■ **Task directions**:
Among the entries below, tally each line containing "connection"; respond with the total only.

(Data excerpts)

────────────────

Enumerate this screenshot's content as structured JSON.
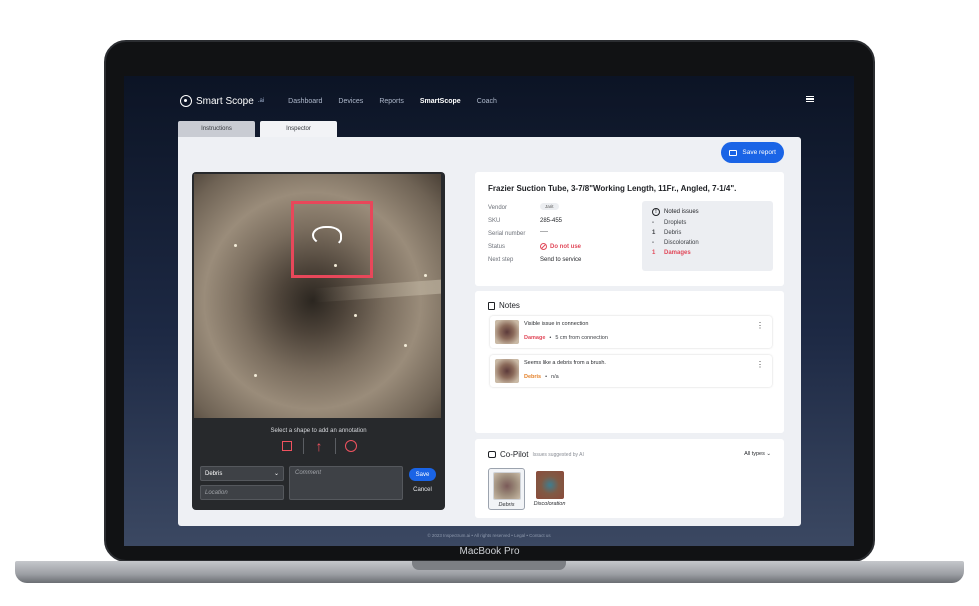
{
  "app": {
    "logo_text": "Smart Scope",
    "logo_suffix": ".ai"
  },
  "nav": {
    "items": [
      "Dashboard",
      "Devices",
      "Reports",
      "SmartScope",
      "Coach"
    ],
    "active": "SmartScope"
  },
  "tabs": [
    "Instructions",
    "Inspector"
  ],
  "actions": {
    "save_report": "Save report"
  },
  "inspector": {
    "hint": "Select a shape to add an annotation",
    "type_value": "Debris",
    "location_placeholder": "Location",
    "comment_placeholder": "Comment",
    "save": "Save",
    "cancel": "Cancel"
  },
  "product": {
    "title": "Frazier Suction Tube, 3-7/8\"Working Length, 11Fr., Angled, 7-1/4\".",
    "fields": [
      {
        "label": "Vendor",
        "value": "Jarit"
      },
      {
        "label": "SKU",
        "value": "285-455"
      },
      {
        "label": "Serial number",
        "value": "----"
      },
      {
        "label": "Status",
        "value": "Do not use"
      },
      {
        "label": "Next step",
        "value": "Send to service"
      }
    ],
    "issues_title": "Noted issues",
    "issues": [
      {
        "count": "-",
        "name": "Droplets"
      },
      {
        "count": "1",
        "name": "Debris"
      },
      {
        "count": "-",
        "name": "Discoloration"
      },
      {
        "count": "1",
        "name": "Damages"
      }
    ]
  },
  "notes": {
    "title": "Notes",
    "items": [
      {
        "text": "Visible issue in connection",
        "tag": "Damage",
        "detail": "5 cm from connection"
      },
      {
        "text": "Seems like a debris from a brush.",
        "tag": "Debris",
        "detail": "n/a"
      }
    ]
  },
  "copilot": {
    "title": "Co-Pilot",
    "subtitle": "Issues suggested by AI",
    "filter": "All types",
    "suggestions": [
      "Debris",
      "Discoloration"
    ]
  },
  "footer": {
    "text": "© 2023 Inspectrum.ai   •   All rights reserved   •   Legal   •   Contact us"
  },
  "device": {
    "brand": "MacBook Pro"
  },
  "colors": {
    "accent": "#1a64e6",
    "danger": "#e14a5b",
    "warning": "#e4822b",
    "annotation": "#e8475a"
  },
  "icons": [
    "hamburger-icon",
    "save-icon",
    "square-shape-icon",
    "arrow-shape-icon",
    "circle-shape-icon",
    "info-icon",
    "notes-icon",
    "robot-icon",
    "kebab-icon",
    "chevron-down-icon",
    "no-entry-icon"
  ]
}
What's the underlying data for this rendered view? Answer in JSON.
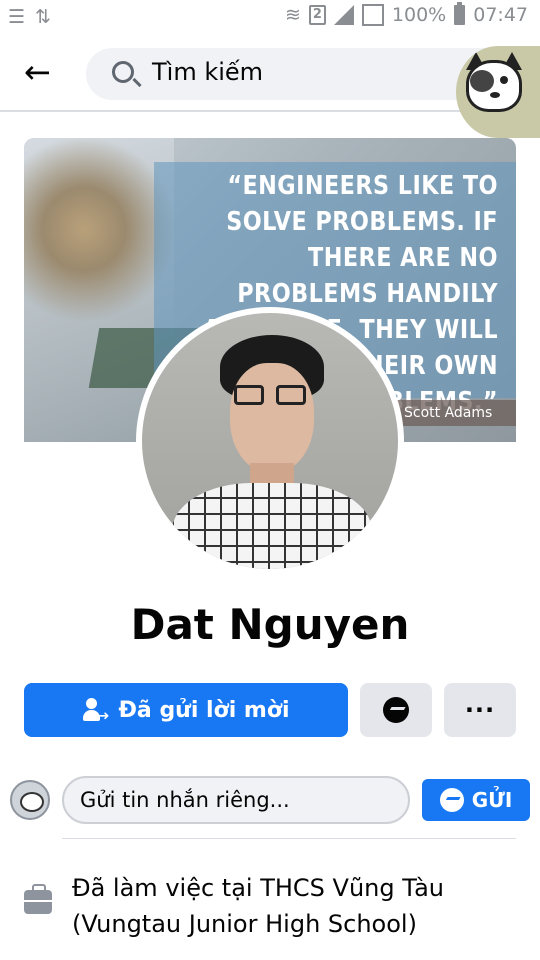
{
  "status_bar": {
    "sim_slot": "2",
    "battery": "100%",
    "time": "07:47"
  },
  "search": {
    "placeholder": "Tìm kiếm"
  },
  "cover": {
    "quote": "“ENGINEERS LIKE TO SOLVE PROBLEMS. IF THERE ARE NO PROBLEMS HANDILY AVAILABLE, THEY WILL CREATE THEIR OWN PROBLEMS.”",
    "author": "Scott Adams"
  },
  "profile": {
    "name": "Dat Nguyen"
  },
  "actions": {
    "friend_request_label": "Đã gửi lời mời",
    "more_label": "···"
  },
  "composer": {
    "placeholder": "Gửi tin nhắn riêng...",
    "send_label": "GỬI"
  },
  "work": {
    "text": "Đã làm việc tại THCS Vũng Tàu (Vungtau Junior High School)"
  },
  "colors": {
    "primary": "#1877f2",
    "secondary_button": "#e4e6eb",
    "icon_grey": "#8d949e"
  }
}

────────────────

■ **Output of the task**:
2